WASHINGTON (AP) — A group of lawmakers objected Thursday to what they describe as the politicizing of two ongoing government reviews of Democratic presidential candidate Hillary Clinton's email practices.
Four Democratic senators and three House members sent a letter to Intelligence Community Inspector General Charles McCullough and State Department Inspector General Steve Linick. The inspectors general are conducting separate reviews of whether then-Secretary of State Clinton and her top aides mishandled sensitive information in emails that passed through a private server in the basement of her New York home.
Republicans have sought to make Clinton's email use a key issue in the presidential race, and in a debate this week the former secretary again defended her decision to use a private server to handle her work email. While Clinton has conceded her email setup was a mistake, she denies government secrets were ever endangered.
The Democrats, Senate Intelligence Committee Vice Chairman Dianne Feinstein of California and Senate Judiciary Committee Ranking Member Patrick Leahy of Vermont, questioned whether the investigations are being conducted in an impartial manner.

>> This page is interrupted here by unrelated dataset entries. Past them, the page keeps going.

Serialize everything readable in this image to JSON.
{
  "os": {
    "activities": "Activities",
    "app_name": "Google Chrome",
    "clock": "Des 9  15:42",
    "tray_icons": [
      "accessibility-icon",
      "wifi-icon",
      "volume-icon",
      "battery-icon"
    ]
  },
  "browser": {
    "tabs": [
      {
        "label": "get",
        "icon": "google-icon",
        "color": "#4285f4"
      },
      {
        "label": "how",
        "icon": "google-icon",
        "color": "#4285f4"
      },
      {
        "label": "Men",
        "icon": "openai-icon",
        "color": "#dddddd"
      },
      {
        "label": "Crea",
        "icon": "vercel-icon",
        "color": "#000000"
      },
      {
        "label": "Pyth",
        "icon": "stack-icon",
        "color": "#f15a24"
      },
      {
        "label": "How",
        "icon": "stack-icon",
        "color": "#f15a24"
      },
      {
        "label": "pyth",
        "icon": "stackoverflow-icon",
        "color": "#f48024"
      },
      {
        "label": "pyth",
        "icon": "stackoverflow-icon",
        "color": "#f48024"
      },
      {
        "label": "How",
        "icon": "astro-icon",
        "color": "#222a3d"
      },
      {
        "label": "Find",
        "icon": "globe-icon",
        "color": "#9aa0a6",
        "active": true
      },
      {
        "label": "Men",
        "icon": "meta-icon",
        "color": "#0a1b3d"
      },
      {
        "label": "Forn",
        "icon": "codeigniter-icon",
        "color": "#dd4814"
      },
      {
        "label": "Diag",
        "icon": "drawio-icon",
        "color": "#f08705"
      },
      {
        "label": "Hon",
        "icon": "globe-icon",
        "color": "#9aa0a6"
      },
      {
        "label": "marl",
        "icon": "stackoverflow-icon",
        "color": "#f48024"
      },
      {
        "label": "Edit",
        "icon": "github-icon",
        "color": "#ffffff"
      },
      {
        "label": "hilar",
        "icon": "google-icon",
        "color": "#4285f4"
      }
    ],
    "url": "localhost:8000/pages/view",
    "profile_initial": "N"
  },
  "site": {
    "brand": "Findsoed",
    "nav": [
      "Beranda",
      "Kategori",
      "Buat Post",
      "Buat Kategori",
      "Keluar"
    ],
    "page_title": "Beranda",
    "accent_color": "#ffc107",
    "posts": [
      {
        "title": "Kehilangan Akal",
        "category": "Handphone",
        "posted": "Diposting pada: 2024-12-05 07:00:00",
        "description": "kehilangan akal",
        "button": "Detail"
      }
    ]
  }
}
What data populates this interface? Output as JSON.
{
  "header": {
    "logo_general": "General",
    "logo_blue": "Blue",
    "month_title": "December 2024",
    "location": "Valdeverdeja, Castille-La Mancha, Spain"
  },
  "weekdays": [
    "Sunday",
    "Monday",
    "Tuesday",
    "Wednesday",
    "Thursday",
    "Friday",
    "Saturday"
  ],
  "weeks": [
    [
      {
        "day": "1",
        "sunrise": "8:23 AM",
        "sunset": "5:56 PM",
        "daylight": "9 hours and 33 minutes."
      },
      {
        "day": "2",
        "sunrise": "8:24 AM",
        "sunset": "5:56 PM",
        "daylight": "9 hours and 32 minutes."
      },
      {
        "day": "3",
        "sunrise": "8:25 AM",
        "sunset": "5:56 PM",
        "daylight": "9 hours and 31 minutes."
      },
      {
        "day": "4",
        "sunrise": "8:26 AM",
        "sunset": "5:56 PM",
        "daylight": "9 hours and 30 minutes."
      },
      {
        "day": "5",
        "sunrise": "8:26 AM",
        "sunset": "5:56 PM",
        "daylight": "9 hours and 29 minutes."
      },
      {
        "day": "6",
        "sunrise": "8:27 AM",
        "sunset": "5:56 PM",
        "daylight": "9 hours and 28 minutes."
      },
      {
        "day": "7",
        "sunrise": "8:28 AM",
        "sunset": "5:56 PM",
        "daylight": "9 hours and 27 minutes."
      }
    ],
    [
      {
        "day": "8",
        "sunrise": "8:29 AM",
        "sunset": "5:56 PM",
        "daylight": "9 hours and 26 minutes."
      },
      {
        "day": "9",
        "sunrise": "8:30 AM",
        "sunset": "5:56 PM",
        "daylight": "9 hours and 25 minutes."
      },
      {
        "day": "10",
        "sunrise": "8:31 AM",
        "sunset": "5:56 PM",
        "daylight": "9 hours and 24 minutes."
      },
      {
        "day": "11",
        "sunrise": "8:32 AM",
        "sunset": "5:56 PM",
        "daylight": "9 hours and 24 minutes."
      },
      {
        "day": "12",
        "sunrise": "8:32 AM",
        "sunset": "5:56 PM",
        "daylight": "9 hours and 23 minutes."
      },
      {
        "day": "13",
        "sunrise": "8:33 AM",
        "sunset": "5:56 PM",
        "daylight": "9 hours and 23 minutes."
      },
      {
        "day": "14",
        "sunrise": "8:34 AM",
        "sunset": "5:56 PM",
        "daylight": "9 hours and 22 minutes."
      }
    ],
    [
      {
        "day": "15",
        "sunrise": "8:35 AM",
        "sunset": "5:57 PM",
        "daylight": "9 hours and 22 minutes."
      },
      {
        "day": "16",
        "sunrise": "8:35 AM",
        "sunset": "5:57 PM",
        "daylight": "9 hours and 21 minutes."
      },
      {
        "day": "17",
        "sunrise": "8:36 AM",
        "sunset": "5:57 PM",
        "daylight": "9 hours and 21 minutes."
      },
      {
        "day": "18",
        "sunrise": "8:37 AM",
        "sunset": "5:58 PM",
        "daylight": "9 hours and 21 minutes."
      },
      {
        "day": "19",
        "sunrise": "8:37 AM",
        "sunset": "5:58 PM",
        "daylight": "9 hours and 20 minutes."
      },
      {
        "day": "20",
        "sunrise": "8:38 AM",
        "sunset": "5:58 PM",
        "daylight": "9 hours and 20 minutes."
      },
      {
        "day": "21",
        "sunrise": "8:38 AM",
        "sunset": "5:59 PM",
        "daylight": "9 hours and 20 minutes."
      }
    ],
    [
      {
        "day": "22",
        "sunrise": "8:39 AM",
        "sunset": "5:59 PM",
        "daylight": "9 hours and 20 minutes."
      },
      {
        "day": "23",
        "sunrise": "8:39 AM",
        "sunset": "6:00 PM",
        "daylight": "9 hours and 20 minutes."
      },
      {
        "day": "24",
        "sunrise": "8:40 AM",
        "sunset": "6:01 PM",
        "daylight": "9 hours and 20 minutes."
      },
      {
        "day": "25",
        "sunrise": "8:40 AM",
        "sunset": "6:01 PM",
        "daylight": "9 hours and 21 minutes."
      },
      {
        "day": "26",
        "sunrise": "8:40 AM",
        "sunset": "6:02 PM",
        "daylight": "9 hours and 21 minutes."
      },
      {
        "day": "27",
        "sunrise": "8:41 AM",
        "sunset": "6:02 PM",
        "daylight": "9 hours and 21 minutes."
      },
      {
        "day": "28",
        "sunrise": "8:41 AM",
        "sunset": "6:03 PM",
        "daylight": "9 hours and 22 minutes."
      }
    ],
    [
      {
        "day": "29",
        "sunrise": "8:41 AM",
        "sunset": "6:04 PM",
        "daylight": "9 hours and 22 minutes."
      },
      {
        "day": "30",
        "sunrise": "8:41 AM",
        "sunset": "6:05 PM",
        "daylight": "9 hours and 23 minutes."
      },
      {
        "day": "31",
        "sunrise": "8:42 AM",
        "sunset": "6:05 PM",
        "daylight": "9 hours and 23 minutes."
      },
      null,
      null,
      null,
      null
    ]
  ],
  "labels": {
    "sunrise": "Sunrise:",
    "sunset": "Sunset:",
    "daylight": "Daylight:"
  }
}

They also chided the inspectors general for past errors in determining what material should be marked as classified.
"Based on public reports and communications from your offices to Congress, we have serious questions about how this review is being conducted," the lawmakers wrote to McCullough and Linick. "Already, this review has been too politicized. We are relying on you as independent inspectors general to perform your duties dispassionately and comprehensively."
Doug Welty, a spokesman for the State Department's inspector general, denied that partisan politics play any role in the investigators' work.
"At all times, State OIG operates as an independent organization, consistent with the law," Welty said. "Our work will continue to be unbiased, objective and fact-based. We are now reviewing the email practices of the current and last four secretaries of State, not just Secretary Clinton. Any suggestion that the office is biased against any particular secretary is completely false."
The office of the Intelligence Community's inspector general has not replied to phone and email messages seeing comment.
By suggesting the investigations are unfair to Clinton, the Democrats run the risk of providing fodder to GOP lawmakers calling for a special prosecutor to be assigned to the case.
In addition to the IG reviews, the FBI has for months been investigating whether any laws were violated. The State Department has acknowledged that some emails included classified information, including at the top-secret level.
Clinton has said she never sent or received anything that was marked classified at the time.